India, meanwhile, registered its strong protest with the British government over the safety of its diplomatic mission and questioned the lack of sufficient security at the premises.
Sunday's incident came after similar radical actions by Kahlistani supporters in Canada and Australia.
Last week, the Honorary Consulate of India in Australia's Brisbane city was forced to close down on Wednesday due to safety concerns after Khalistan supporters organised an unauthorised gathering and blocked the entry of the office, days after Australian Prime Minister Anthony Albanese assured India that his government will not tolerate "extreme actions."
Several Hindu temples in Melbourne were vandalised by Khalistan supporters in recent months.
India has repeatedly raised the issue with Australian authorities.
India has asked the Australian government to curb the anti-India activities of the Khalistani separatists and also attacks on the Hindu temples in the country.

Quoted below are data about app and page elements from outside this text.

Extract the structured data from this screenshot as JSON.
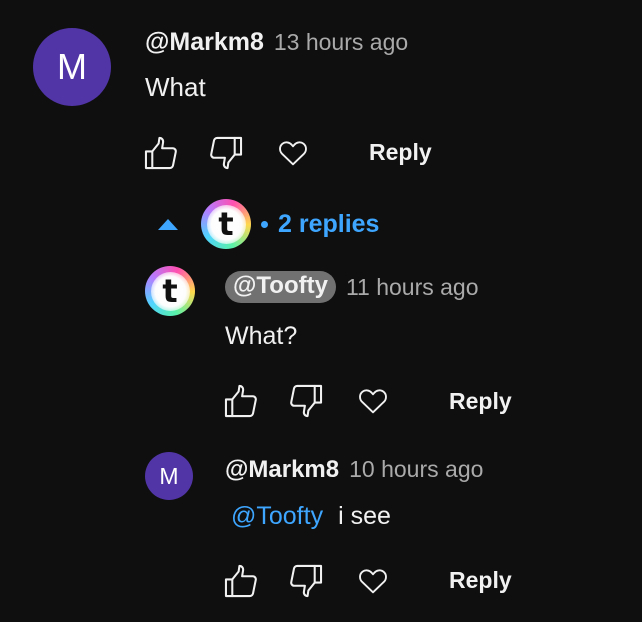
{
  "comment": {
    "avatar_letter": "M",
    "author": "@Markm8",
    "time": "13 hours ago",
    "text": "What",
    "reply_label": "Reply"
  },
  "replies_toggle": {
    "avatar_letter": "t",
    "label": "2 replies",
    "expanded": true
  },
  "replies": [
    {
      "avatar_letter": "t",
      "author": "@Toofty",
      "author_highlighted": true,
      "time": "11 hours ago",
      "text": "What?",
      "reply_label": "Reply"
    },
    {
      "avatar_letter": "M",
      "author": "@Markm8",
      "author_highlighted": false,
      "time": "10 hours ago",
      "mention": "@Toofty",
      "text": "i see",
      "reply_label": "Reply"
    }
  ],
  "icons": {
    "like": "thumbs-up-icon",
    "dislike": "thumbs-down-icon",
    "heart": "heart-icon",
    "collapse": "caret-up-icon"
  },
  "colors": {
    "background": "#0f0f0f",
    "accent_blue": "#3ea6ff",
    "avatar_purple": "#5135a6",
    "chip_gray": "#717171",
    "secondary_text": "#aaaaaa"
  }
}
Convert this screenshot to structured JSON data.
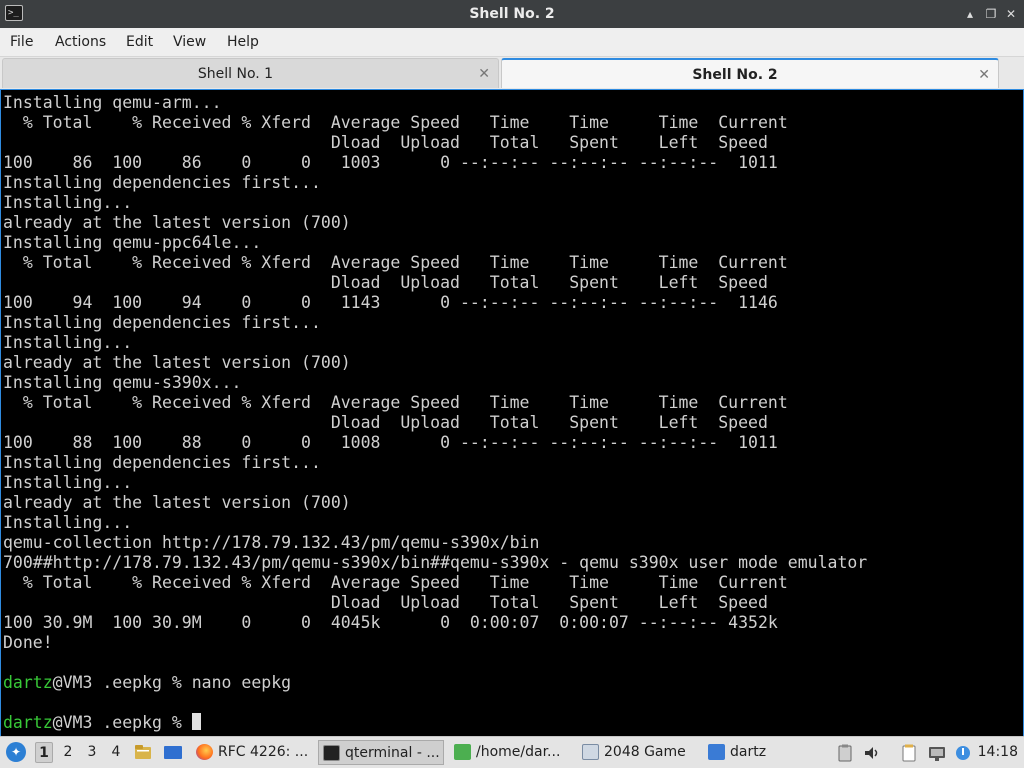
{
  "window": {
    "title": "Shell No. 2",
    "icon": "terminal-icon",
    "controls": {
      "minimize": "▴",
      "restore": "❐",
      "close": "✕"
    }
  },
  "menubar": {
    "items": [
      "File",
      "Actions",
      "Edit",
      "View",
      "Help"
    ]
  },
  "tabs": [
    {
      "label": "Shell No. 1",
      "active": false,
      "close": "✕"
    },
    {
      "label": "Shell No. 2",
      "active": true,
      "close": "✕"
    }
  ],
  "terminal": {
    "lines": [
      "Installing qemu-arm...",
      "  % Total    % Received % Xferd  Average Speed   Time    Time     Time  Current",
      "                                 Dload  Upload   Total   Spent    Left  Speed",
      "100    86  100    86    0     0   1003      0 --:--:-- --:--:-- --:--:--  1011",
      "Installing dependencies first...",
      "Installing...",
      "already at the latest version (700)",
      "Installing qemu-ppc64le...",
      "  % Total    % Received % Xferd  Average Speed   Time    Time     Time  Current",
      "                                 Dload  Upload   Total   Spent    Left  Speed",
      "100    94  100    94    0     0   1143      0 --:--:-- --:--:-- --:--:--  1146",
      "Installing dependencies first...",
      "Installing...",
      "already at the latest version (700)",
      "Installing qemu-s390x...",
      "  % Total    % Received % Xferd  Average Speed   Time    Time     Time  Current",
      "                                 Dload  Upload   Total   Spent    Left  Speed",
      "100    88  100    88    0     0   1008      0 --:--:-- --:--:-- --:--:--  1011",
      "Installing dependencies first...",
      "Installing...",
      "already at the latest version (700)",
      "Installing...",
      "qemu-collection http://178.79.132.43/pm/qemu-s390x/bin",
      "700##http://178.79.132.43/pm/qemu-s390x/bin##qemu-s390x - qemu s390x user mode emulator",
      "  % Total    % Received % Xferd  Average Speed   Time    Time     Time  Current",
      "                                 Dload  Upload   Total   Spent    Left  Speed",
      "100 30.9M  100 30.9M    0     0  4045k      0  0:00:07  0:00:07 --:--:-- 4352k",
      "Done!",
      ""
    ],
    "prompt_lines": [
      {
        "user": "dartz",
        "rest": "@VM3 .eepkg % nano eepkg"
      },
      {
        "user": "",
        "rest": ""
      },
      {
        "user": "dartz",
        "rest": "@VM3 .eepkg % "
      }
    ],
    "colors": {
      "background": "#000000",
      "text": "#d0d0d0",
      "user": "#38c938"
    }
  },
  "taskbar": {
    "start_icon": "start-menu-icon",
    "workspaces": [
      "1",
      "2",
      "3",
      "4"
    ],
    "active_workspace": "1",
    "tasks": [
      {
        "label": "RFC 4226: ...",
        "icon": "firefox-icon"
      },
      {
        "label": "qterminal - ...",
        "icon": "terminal-icon",
        "active": true
      },
      {
        "label": "/home/dar...",
        "icon": "text-editor-icon"
      },
      {
        "label": "2048 Game",
        "icon": "window-icon"
      },
      {
        "label": "dartz",
        "icon": "folder-icon"
      }
    ],
    "clock": "14:18"
  }
}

Australian Prime Minister Albanese during his India visit assured his Indian counterpart Narendra Modi that Australia won't tolerate any extreme actions like attacks on religious places.
Canada has also seen a rise in anti-India activities recently by Khalistani supporters who have vandalised some Hindu temples.
Last September, the Ministry of External Affairs issued a statement condemning the rise of hate crimes against Indians and anti-India activities in Canada, expressing their concern with stern language.